#### WORK TO BE COMPLETED:
Search the material for the word "available" and copy each line that holds it.

#### SUPPLIED MATERIAL:

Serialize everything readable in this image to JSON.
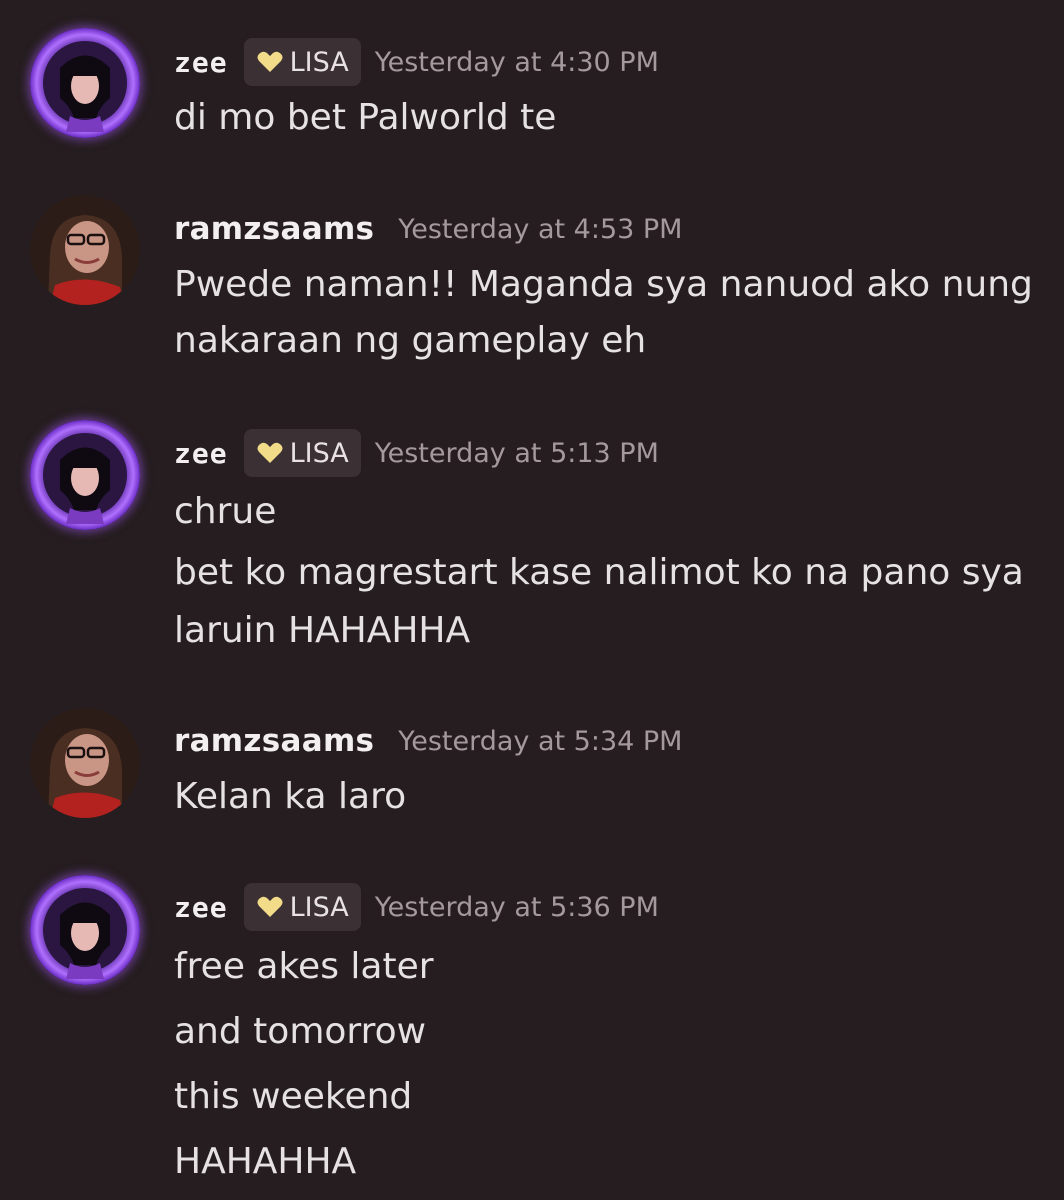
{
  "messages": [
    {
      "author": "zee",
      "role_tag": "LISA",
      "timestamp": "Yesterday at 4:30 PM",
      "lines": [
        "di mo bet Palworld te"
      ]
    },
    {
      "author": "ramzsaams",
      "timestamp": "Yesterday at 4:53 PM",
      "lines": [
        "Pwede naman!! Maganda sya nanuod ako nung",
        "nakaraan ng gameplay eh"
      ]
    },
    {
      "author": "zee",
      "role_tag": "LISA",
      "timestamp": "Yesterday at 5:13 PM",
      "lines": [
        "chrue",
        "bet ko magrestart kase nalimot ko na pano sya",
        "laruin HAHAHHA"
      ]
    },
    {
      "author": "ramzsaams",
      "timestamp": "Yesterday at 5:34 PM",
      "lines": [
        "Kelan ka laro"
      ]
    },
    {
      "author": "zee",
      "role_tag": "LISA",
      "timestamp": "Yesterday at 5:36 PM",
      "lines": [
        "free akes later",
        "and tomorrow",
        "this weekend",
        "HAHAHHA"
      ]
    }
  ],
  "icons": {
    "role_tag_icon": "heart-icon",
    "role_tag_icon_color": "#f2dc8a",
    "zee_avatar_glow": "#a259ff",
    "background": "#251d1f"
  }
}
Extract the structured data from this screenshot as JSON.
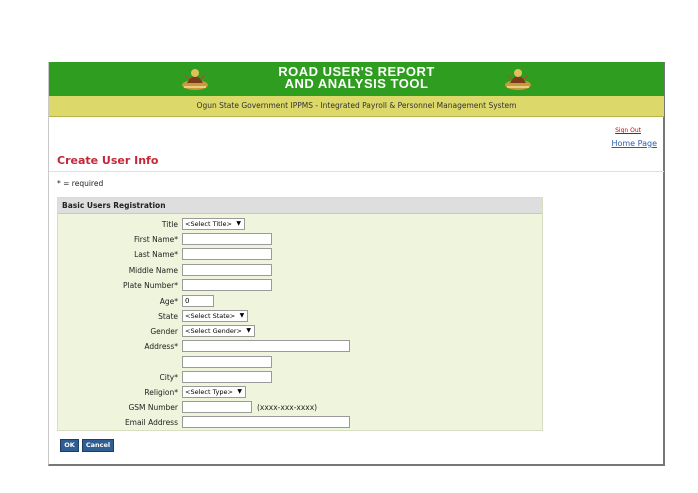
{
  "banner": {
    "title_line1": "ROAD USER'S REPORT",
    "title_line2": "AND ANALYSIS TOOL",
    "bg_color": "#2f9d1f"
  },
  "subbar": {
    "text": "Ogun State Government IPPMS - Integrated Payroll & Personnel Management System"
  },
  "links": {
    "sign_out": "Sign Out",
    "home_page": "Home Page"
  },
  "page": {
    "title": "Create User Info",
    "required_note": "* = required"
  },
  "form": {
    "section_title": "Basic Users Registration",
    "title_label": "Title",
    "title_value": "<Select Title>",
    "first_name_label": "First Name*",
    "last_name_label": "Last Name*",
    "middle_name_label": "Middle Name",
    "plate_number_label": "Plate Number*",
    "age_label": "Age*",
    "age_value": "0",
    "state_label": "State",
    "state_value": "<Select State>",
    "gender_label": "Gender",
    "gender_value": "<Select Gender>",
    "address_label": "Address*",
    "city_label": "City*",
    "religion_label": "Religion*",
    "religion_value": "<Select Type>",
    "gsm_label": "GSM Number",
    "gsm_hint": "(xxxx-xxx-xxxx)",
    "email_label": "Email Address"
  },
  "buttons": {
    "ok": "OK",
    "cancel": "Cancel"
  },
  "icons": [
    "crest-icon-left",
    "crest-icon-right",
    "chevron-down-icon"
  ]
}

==

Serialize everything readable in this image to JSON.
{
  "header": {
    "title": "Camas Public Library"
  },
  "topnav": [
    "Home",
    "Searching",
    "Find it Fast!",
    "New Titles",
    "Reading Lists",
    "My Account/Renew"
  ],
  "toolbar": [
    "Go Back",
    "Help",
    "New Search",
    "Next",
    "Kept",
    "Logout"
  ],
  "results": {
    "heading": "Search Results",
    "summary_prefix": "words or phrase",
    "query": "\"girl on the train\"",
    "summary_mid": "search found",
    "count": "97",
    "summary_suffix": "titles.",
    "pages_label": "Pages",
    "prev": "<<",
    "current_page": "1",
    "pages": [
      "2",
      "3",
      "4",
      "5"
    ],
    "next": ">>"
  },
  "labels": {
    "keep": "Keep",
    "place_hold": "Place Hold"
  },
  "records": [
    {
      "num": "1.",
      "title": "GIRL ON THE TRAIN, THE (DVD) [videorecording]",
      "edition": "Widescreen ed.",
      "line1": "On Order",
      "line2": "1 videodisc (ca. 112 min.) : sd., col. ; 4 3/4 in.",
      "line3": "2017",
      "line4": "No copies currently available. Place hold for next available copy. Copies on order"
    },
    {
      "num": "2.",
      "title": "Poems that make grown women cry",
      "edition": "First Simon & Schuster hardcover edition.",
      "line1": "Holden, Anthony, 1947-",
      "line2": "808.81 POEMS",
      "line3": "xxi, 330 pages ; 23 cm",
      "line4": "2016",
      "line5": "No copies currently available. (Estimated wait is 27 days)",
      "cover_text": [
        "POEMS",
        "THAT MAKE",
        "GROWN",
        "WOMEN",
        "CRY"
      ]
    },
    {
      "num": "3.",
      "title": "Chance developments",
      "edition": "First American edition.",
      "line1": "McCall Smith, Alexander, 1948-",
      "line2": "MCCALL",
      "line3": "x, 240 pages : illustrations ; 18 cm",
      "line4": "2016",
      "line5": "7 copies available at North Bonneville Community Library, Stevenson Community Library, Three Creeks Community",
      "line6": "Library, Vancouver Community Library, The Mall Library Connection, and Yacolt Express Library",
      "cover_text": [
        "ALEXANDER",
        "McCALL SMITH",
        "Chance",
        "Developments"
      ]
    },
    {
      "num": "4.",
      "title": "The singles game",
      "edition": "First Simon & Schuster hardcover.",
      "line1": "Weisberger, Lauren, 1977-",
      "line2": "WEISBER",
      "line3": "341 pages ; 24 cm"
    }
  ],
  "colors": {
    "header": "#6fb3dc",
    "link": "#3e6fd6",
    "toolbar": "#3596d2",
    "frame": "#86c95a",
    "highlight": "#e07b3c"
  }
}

#### SOLUTION TO THE EXERCISE:
      "line4": "No copies currently available. Place hold for next available copy. Copies on order"
      "line5": "No copies currently available. (Estimated wait is 27 days)",
      "line5": "7 copies available at North Bonneville Community Library, Stevenson Community Library, Three Creeks Community",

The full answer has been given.